Of course you love their cute little nose, their dimpled cheeks, their fingers and their toes, and their belly button. You gush when they laugh and relish those inhalations after a nighttime bath.
But what about those parts you can’t see? What about those parts that, no matter what, just aren’t adorable? It’s difficult to melt over a spleen or a lung, we know. Here’s the thing though you need to love your entire child, not just their cute parts.
Now, who the heck are we to suggest that you don’t love every bit of your child? Well, we are the ones who saw you last Sunday afternoon at the rink for family skate. You saw that your child was smiling and holding your hand. We saw that there was nothing between their frontal lobe and the ice but a 1-centimetre thick piece of bone.
A child’s brain is developing rapidly as they grow. The front part of the brain – the part that would likely meet the ice first – has been implicated in planning complex cognitive behaviors, personality expression, decision making and moderating correct social behavior.1 The basic activity of this brain region is considered to be orchestration of thoughts and actions in accordance with internal goals.2 This is not something to take lightly.
Brain Injury Association of Canada
In a further study in 2005, Knox and Comstock demonstrated that a greater proportion of falls in ice skating resulted in the head striking the skating surface than did those in roller/inline skating. They suggest that because ice skating takes place on a low friction surface, attempts to break falls with the arms or hands are often unsuccessful, leading to head and face injuries.
Some places have instituted rules about helmet use during public skate like Dalhousie University but many places do not. Do you need to wait for legislation to make healthy choices to protect the future of your child and all the potential they have right now to be caring, contributing members of society? We hope not, after all, you love them right?
If you are like most parents today you wouldn’t dream of letting your elementary school-aged child walk to school on their own even if you live a block away. You put them in car seats and booster seats at the right weights/heights. You silently chastise a parent who smokes within a 50-metre radius of their child. You take your child to ballet, karate, guitar lessons, soccer, tennis and swim lessons to ensure they are well-rounded individuals.
So why then, do you take your beautiful child to the skating rink for pleasure and expose their frontal lobe, their health and future potential to the risk of injury?
Make a promise today to show your child how much you love their lobe and fit them in a CSA certified ice skating helmet. It’s designed to protect the important, albeit not so cute, parts that make your child so precious.

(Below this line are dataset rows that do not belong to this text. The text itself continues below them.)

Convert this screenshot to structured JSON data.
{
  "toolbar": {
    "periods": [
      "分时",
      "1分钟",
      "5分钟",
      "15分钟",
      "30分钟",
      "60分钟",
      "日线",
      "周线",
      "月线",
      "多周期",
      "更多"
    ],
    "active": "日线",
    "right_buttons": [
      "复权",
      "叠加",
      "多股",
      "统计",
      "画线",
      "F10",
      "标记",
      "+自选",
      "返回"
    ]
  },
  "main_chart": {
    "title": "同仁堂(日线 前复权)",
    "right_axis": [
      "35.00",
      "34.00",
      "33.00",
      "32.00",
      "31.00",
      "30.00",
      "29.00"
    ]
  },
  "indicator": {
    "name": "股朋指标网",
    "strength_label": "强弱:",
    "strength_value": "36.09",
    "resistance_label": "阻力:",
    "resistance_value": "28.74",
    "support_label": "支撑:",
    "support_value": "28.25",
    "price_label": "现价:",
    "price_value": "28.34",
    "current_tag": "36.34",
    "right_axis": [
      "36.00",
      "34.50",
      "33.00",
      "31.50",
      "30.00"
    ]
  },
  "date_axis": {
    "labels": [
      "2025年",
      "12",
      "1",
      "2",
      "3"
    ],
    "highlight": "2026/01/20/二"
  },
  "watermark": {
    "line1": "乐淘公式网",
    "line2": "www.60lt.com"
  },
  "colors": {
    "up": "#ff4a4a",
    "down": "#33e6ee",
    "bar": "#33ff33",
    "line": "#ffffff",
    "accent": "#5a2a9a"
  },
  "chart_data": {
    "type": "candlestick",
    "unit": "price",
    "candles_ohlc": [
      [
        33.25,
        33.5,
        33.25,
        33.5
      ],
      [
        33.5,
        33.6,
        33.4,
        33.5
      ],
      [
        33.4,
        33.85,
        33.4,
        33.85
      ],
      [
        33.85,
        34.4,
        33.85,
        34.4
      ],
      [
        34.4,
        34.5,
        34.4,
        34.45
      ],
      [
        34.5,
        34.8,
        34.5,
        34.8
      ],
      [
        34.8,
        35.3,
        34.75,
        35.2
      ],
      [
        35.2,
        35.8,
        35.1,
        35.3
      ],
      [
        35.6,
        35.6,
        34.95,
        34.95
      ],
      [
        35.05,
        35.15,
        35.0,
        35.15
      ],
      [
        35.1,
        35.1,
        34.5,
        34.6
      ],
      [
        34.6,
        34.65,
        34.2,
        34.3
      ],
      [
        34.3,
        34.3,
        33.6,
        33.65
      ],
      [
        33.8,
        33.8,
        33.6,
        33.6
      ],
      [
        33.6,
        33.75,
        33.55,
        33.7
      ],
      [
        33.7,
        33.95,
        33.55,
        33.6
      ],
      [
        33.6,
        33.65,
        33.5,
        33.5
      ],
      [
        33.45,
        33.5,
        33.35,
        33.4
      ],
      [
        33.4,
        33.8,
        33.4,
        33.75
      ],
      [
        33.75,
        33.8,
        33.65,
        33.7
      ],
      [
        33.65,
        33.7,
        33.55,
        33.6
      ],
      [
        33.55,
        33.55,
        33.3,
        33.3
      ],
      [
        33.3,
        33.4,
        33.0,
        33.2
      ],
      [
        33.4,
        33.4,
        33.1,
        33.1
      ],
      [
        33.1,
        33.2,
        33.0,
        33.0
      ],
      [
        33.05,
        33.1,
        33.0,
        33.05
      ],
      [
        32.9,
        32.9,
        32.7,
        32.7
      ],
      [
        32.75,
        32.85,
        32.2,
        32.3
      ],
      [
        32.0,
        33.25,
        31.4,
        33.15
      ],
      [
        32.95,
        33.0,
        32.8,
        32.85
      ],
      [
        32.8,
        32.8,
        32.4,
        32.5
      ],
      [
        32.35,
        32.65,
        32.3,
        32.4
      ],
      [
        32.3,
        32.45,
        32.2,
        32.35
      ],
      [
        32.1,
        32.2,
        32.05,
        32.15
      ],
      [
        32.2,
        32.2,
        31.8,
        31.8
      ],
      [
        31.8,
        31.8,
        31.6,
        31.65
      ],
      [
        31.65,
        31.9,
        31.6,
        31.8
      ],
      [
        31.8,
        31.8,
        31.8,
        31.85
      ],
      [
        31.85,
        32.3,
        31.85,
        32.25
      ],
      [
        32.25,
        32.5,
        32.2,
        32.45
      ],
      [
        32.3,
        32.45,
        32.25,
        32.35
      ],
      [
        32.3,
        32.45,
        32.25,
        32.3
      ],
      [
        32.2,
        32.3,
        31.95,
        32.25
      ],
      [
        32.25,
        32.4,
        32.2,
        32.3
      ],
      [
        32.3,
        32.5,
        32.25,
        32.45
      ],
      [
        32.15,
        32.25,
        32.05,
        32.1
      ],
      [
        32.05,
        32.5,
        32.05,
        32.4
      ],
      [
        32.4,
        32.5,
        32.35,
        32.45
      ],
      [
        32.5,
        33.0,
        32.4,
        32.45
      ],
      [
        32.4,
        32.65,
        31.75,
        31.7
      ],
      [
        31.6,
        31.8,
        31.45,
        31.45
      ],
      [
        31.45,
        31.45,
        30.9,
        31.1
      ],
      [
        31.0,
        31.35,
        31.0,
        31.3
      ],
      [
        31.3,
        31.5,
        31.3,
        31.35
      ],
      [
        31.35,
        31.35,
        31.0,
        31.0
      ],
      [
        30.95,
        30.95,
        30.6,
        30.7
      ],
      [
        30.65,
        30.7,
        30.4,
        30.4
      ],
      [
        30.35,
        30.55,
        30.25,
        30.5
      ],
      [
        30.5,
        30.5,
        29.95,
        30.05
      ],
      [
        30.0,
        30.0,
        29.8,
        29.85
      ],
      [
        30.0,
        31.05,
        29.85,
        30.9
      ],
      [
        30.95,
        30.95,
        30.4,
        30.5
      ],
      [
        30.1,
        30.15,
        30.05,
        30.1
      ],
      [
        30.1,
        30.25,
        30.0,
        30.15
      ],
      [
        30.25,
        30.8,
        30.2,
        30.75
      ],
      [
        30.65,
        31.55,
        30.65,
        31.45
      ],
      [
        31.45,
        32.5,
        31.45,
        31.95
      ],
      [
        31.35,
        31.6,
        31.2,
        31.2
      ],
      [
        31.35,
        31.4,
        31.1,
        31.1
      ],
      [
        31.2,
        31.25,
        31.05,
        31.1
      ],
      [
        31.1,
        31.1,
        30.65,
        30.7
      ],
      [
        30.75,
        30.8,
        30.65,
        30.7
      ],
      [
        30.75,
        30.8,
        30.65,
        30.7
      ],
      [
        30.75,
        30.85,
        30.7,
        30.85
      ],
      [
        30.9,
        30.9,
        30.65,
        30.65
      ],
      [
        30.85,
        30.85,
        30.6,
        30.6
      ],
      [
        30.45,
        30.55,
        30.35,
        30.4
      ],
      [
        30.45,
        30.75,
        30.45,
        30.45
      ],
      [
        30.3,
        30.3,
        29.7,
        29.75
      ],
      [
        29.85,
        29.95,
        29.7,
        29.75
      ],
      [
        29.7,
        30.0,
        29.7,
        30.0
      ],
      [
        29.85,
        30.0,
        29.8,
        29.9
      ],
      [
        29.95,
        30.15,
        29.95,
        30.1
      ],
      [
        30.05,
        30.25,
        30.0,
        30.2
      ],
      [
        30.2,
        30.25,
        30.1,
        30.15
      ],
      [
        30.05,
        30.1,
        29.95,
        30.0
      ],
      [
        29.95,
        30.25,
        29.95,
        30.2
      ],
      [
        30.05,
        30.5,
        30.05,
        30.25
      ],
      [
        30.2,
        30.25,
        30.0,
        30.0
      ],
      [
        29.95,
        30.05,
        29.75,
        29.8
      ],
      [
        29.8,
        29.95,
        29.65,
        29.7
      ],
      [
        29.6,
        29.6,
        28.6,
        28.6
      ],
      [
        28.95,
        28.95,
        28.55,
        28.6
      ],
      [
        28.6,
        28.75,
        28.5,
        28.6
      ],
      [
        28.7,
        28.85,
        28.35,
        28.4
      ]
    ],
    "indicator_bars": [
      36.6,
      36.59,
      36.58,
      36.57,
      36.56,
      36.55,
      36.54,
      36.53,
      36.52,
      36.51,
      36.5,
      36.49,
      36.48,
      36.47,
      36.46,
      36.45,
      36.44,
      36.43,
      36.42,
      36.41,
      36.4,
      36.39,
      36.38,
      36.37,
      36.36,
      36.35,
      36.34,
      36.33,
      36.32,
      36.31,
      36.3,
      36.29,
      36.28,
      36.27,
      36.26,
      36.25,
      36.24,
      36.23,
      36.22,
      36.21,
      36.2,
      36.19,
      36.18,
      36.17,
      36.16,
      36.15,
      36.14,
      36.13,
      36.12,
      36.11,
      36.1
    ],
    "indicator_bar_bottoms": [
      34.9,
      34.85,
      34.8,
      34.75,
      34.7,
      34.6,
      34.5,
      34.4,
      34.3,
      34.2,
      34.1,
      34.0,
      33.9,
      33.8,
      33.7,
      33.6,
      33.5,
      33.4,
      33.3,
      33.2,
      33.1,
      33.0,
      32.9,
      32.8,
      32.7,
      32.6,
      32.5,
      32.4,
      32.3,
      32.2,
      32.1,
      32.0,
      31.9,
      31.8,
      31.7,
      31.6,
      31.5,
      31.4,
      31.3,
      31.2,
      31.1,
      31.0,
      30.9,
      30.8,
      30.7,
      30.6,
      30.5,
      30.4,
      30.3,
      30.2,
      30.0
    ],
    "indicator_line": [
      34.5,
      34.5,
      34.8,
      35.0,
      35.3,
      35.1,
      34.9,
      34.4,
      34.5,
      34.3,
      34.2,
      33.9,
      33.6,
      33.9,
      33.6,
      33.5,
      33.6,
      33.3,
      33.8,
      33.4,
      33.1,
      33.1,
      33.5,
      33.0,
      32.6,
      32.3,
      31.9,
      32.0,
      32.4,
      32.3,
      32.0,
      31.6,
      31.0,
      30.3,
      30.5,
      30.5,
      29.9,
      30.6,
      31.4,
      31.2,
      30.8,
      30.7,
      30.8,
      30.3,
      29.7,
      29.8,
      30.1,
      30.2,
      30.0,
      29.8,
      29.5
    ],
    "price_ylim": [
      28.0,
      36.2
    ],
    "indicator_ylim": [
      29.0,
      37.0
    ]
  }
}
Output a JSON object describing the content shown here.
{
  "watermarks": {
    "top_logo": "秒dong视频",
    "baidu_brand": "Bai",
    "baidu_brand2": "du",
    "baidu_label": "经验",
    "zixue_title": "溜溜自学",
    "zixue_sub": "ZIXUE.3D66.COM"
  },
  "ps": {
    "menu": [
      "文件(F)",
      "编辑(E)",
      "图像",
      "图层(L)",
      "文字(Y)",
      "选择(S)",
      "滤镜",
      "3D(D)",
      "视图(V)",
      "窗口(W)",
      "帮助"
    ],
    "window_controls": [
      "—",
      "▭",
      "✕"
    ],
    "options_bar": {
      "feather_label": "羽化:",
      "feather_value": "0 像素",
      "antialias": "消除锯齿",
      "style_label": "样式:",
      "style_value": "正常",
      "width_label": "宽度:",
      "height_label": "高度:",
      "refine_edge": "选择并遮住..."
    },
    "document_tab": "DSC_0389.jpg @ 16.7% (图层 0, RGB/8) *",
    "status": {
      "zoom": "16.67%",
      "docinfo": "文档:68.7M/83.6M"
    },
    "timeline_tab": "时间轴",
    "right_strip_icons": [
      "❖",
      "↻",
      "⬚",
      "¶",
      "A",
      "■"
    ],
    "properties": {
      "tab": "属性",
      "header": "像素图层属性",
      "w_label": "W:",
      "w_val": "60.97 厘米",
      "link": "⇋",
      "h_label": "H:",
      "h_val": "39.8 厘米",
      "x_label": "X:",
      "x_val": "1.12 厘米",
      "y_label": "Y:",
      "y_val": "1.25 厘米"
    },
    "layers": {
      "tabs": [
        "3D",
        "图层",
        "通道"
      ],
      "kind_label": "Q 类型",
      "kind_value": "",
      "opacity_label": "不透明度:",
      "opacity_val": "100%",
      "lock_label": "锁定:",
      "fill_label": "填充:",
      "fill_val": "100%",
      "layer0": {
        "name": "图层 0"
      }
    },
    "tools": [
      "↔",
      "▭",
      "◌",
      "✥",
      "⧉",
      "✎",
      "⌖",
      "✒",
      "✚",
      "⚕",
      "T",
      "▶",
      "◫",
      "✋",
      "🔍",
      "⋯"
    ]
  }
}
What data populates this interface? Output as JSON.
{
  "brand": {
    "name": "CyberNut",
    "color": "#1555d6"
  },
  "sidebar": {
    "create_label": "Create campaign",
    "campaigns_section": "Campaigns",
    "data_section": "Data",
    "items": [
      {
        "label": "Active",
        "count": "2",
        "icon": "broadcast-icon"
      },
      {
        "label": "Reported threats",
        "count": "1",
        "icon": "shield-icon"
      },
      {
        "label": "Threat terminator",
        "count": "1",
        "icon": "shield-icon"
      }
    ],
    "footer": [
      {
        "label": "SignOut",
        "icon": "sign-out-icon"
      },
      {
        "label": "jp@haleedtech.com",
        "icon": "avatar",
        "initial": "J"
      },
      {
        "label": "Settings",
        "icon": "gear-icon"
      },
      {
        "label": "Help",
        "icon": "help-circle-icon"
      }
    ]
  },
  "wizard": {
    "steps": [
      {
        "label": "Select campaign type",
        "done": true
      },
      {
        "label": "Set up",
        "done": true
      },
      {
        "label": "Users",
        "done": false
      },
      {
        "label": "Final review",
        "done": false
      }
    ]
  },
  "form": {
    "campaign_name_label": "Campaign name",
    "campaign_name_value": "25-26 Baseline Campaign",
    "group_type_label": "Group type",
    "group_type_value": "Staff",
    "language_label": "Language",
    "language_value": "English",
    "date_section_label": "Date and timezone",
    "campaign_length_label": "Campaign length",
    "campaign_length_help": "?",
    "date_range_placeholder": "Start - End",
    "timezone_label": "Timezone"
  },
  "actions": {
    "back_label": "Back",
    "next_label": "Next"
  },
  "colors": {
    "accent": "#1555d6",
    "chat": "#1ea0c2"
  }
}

While you are at it why not set a good example and wear a helmet too.
References and Resources:
1. Yang Y, Raine A (November 2009). “Prefrontal structural and functional brain imaging findings in antisocial, violent, and psychopathic individuals: a meta-analysis”. Psychiatry Res 174 (2): 81–8. doi:10.1016/j.pscychresns.2009.03.012. PMID 19833485.
2. Miller EK, Freedman DJ, Wallis JD (August 2002). “The prefrontal cortex: categories, concepts and cognition”. Philos. Trans. R. Soc. Lond., B, Biol. Sci. 357 (1424): 1123–36. doi:10.1098/rstb.2002.1099. PMID 12217179.
3. C L Knox, R D Comstock. Video analysis of falls experienced by paediatric iceskaters and roller/inline skaters. Br J Sports Med 2006;40:268-271 doi:10.1136/bjsm.2005.022855. http://bjsm.bmj.com/content/40/3/268.abstract
5. Jennifer McGeehan, MPH, Brenda J. Shields, MS, Gary A. Smith, MD, DrPH Children Should Wear Helmets While Ice-Skating: A Comparison of Skating-Related Injuries. PEDIATRICS Vol. 114 No. 1 July 2004, pp. 124-128 http://pediatrics.aappublications.org/cgi/content/abstract/114/1/124
7. Frequently Asked Questions Regarding Mandatory Helmet Use for Skating At Dalhousie Memorial Arena http://athletics.dal.ca/content/dam/dalhousie/pdf/athletics/recreation/Helmet%20mandatory%20use%20FAQs%20Nov%202009%20(final%20-%20revised%20Oct.%2029%202010).pdf